For both COD and NSLDS, program length is used to calculate the Maximum Eligibility Period for a borrower who is subject to the 150% Direct Subsidized Loan Limit. Published program length should be reported to both systems based on the definition of “normal time” to completion in the regulations at 34 CFR 668.41(a). In webinars and presentations we have previously provided the following guidance on the reporting of program length to both COD and NSLDS:
If the school has published, in its catalog, on its website, or in any promotional materials, the length of the program in weeks, months, or years, the program length to be reported to COD and NSLDS must be the same as the program length that the school has published. Note: For gainful employment programs, the school must have published the program’s length in weeks, months, or years on the school’s website.
If the school has not published a program length and the program is an associate or bachelor’s degree program, the program length to be reported should be 2 years or 4 years, respectively, unless the academic design of the program makes it longer or shorter than the typical, 2-year associate degree program or 4-year bachelor’s degree program.

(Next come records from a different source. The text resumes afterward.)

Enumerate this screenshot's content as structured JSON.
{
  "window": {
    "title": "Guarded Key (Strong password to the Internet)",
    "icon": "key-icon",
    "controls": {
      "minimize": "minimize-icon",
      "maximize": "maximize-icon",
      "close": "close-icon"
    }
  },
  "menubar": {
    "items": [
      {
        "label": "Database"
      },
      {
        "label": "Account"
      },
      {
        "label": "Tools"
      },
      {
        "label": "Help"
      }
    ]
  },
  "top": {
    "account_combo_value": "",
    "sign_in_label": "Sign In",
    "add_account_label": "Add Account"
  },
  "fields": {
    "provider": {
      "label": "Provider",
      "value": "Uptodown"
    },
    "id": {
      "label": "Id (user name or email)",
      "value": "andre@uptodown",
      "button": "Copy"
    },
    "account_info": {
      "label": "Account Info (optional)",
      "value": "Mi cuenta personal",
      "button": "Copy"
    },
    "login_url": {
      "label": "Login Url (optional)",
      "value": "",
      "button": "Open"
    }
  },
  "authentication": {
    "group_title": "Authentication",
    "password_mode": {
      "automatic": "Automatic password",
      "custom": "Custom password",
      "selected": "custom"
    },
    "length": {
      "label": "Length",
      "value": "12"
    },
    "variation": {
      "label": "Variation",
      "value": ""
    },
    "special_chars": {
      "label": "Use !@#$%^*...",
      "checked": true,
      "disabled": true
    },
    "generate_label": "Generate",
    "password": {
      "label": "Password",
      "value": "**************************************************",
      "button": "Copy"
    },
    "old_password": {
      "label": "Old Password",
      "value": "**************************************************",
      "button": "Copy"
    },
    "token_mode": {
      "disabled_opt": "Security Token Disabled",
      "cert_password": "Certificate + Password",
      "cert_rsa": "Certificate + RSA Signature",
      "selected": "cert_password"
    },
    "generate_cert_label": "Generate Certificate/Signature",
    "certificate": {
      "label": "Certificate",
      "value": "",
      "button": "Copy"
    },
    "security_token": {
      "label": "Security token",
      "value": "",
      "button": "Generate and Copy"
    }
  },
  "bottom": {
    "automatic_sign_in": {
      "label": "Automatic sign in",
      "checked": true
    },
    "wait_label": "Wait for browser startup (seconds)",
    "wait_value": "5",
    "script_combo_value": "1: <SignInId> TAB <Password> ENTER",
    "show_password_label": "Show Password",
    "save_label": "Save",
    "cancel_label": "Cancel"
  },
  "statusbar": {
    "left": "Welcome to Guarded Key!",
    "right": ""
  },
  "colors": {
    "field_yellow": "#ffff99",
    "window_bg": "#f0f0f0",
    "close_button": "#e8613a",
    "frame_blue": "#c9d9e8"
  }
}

For all other programs for which the school has not published a program length, the program length is based on the school’s determination of how long, in weeks, months, or years, the program is designed for a full-time student to complete.

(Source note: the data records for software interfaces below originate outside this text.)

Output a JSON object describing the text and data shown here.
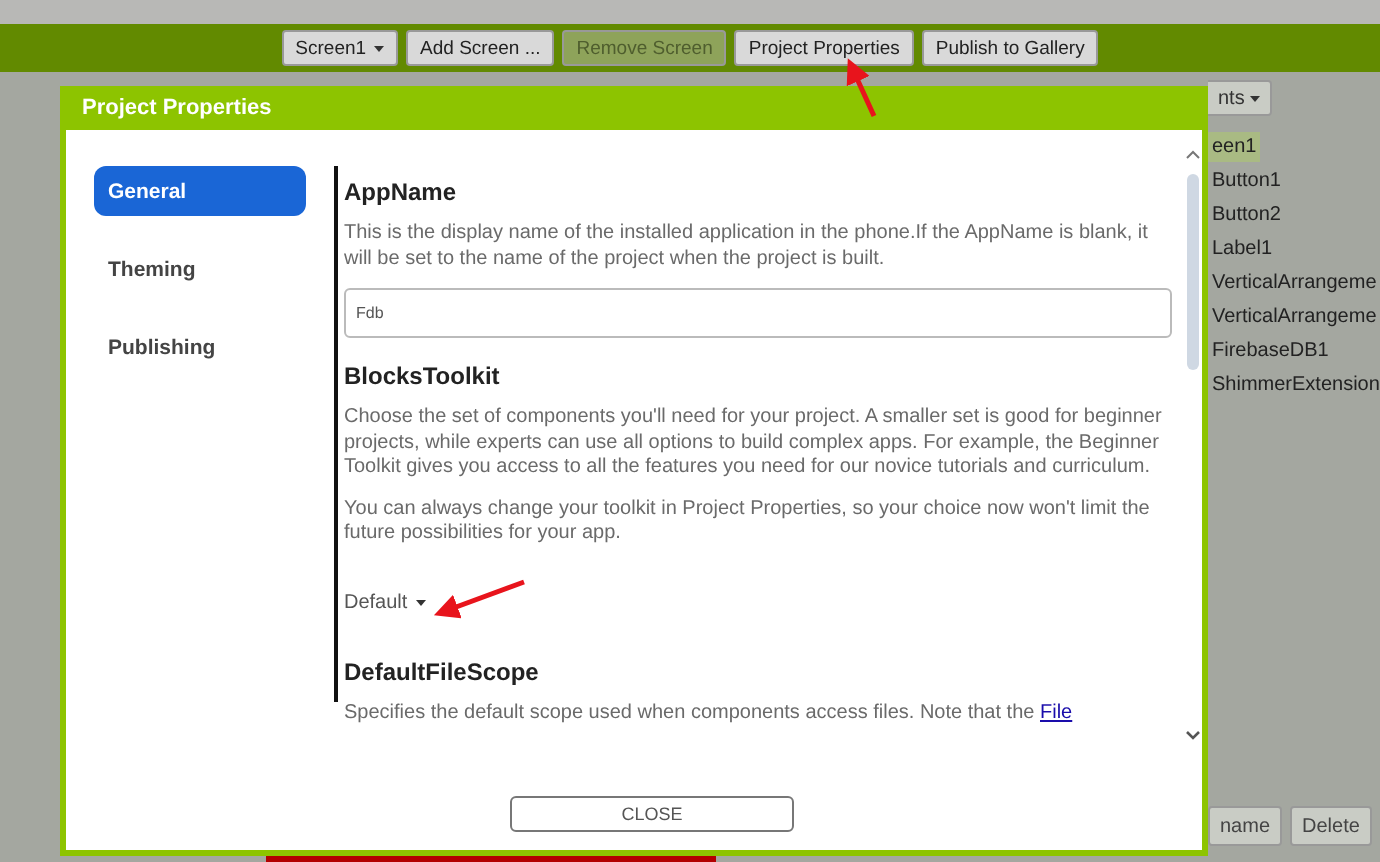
{
  "toolbar": {
    "buttons": [
      {
        "label": "Screen1",
        "kind": "dropdown",
        "disabled": false
      },
      {
        "label": "Add Screen ...",
        "kind": "plain",
        "disabled": false
      },
      {
        "label": "Remove Screen",
        "kind": "plain",
        "disabled": true
      },
      {
        "label": "Project Properties",
        "kind": "plain",
        "disabled": false
      },
      {
        "label": "Publish to Gallery",
        "kind": "plain",
        "disabled": false
      }
    ]
  },
  "components_panel": {
    "header_button": "nts",
    "items": [
      {
        "label": "een1",
        "selected": true
      },
      {
        "label": "Button1",
        "selected": false
      },
      {
        "label": "Button2",
        "selected": false
      },
      {
        "label": "Label1",
        "selected": false
      },
      {
        "label": "VerticalArrangeme",
        "selected": false
      },
      {
        "label": "VerticalArrangeme",
        "selected": false
      },
      {
        "label": "FirebaseDB1",
        "selected": false
      },
      {
        "label": "ShimmerExtension",
        "selected": false
      }
    ],
    "buttons": [
      "name",
      "Delete"
    ]
  },
  "dialog": {
    "title": "Project Properties",
    "nav": [
      {
        "label": "General",
        "selected": true
      },
      {
        "label": "Theming",
        "selected": false
      },
      {
        "label": "Publishing",
        "selected": false
      }
    ],
    "properties": [
      {
        "name": "AppName",
        "kind": "text_field",
        "description": [
          "This is the display name of the installed application in the phone.If the AppName is blank, it will be set to the name of the project when the project is built."
        ],
        "value": "Fdb"
      },
      {
        "name": "BlocksToolkit",
        "kind": "dropdown",
        "description": [
          "Choose the set of components you'll need for your project. A smaller set is good for beginner projects, while experts can use all options to build complex apps. For example, the Beginner Toolkit gives you access to all the features you need for our novice tutorials and curriculum.",
          "You can always change your toolkit in Project Properties, so your choice now won't limit the future possibilities for your app."
        ],
        "value": "Default"
      },
      {
        "name": "DefaultFileScope",
        "kind": "text",
        "description": [
          "Specifies the default scope used when components access files. Note that the"
        ],
        "link": "File"
      }
    ],
    "close_button": "CLOSE"
  }
}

Issue: Some schools are reporting bachelor’s and associate degree programs using a unit of time of “weeks” or “months”, instead of “years”.
Resolution: Schools should examine the data that they have reported to COD and to NSLDS to determine whether the program length was correctly reported and that the correct program length measure (weeks, months, years) was reported to ensure that associate degree and bachelor’s degree programs are reported in years.

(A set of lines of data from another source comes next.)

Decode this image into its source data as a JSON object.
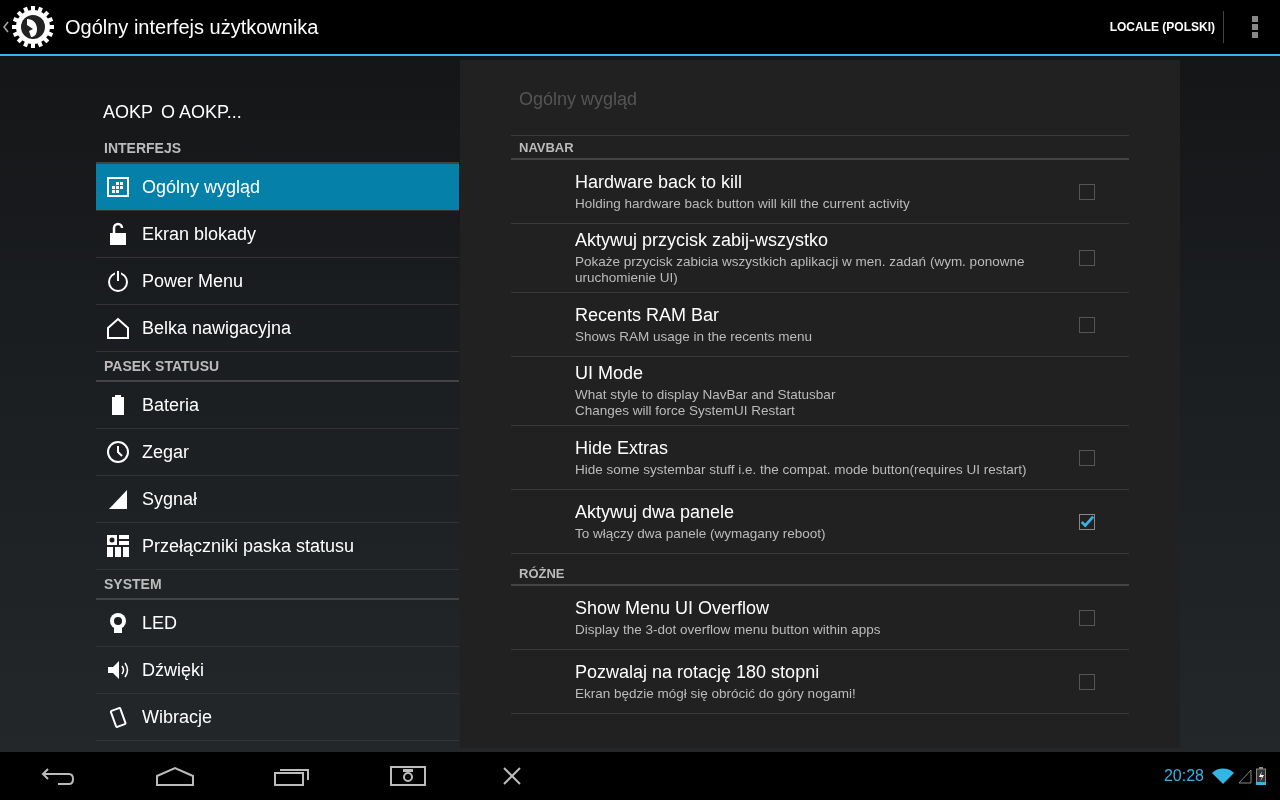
{
  "action_bar": {
    "title": "Ogólny interfejs użytkownika",
    "action": "LOCALE (POLSKI)"
  },
  "sidebar": {
    "header": {
      "logo_text": "AOKP",
      "label": "O AOKP..."
    },
    "sections": [
      {
        "title": "INTERFEJS",
        "items": [
          {
            "label": "Ogólny wygląd",
            "selected": true
          },
          {
            "label": "Ekran blokady",
            "selected": false
          },
          {
            "label": "Power Menu",
            "selected": false
          },
          {
            "label": "Belka nawigacyjna",
            "selected": false
          }
        ]
      },
      {
        "title": "PASEK STATUSU",
        "items": [
          {
            "label": "Bateria",
            "selected": false
          },
          {
            "label": "Zegar",
            "selected": false
          },
          {
            "label": "Sygnał",
            "selected": false
          },
          {
            "label": "Przełączniki paska statusu",
            "selected": false
          }
        ]
      },
      {
        "title": "SYSTEM",
        "items": [
          {
            "label": "LED",
            "selected": false
          },
          {
            "label": "Dźwięki",
            "selected": false
          },
          {
            "label": "Wibracje",
            "selected": false
          }
        ]
      }
    ]
  },
  "panel": {
    "title": "Ogólny wygląd",
    "categories": [
      {
        "title": "NAVBAR",
        "prefs": [
          {
            "kind": "checkbox",
            "title": "Hardware back to kill",
            "summary": [
              "Holding hardware back button will kill the current activity"
            ],
            "checked": false
          },
          {
            "kind": "checkbox",
            "title": "Aktywuj przycisk zabij-wszystko",
            "summary": [
              "Pokaże przycisk zabicia wszystkich aplikacji w men. zadań (wym. ponowne uruchomienie UI)"
            ],
            "checked": false
          },
          {
            "kind": "checkbox",
            "title": "Recents RAM Bar",
            "summary": [
              "Shows RAM usage in the recents menu"
            ],
            "checked": false
          },
          {
            "kind": "list",
            "title": "UI Mode",
            "summary": [
              "What style to display NavBar and Statusbar",
              "Changes will force SystemUI Restart"
            ]
          },
          {
            "kind": "checkbox",
            "title": "Hide Extras",
            "summary": [
              "Hide some systembar stuff i.e. the compat. mode button(requires UI restart)"
            ],
            "checked": false
          },
          {
            "kind": "checkbox",
            "title": "Aktywuj dwa panele",
            "summary": [
              "To włączy dwa panele (wymagany reboot)"
            ],
            "checked": true
          }
        ]
      },
      {
        "title": "RÓŻNE",
        "prefs": [
          {
            "kind": "checkbox",
            "title": "Show Menu UI Overflow",
            "summary": [
              "Display the 3-dot overflow menu button within apps"
            ],
            "checked": false
          },
          {
            "kind": "checkbox",
            "title": "Pozwalaj na rotację 180 stopni",
            "summary": [
              "Ekran będzie mógł się obrócić do góry nogami!"
            ],
            "checked": false
          }
        ]
      }
    ]
  },
  "system_bar": {
    "time": "20:28"
  }
}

Issue: Some schools are reporting program lengths that are so short that it is likely that the program length is reported incorrectly.
Resolution: We believe that much of this reporting is in error because schools have not followed our published procedures for how to report program length to NSLDS. In NSLDS, program length is a six-digit numeric field with an implied decimal between the third and fourth digits. For example, a four-year bachelor’s degree program should be reported as “004000”, and the implied decimal will result in the program length being 4 years. We have found that many schools have misreported program length, in the context of the example, as “000400”. This would, with the implied decimal, result in the program length being 0.4 years. The effect of this type of reporting error would be to cause the student to lose subsidy under the 150% Direct Subsidized Loan Limit.
We thank you in advance for your cooperation is ensuring that correct data are reported and that students are not adversely impacted by incorrect reporting.
Please refer any questions you have concerning this announcement to email@example.com.
1 The regulations at 34 CFR 668.3 provide a definition of a Title IV academic year that includes a minimum number of weeks of instructional time and a minimum number of credit or clock hours. The regulations at 34 CFR 685.303(e) sets the period to which a Direct Loan annual loan limit applies. In some cases, the annual loan limit provisions require a school to use the same definition the institution established for a Title IV academic year under 34 CFR 668.3, and in other cases, it does not. For more information on tracking annual loan limits, see the 2014-20154 FSA Handbook, Volume 3, Chapter 5, Pages 97 – 112.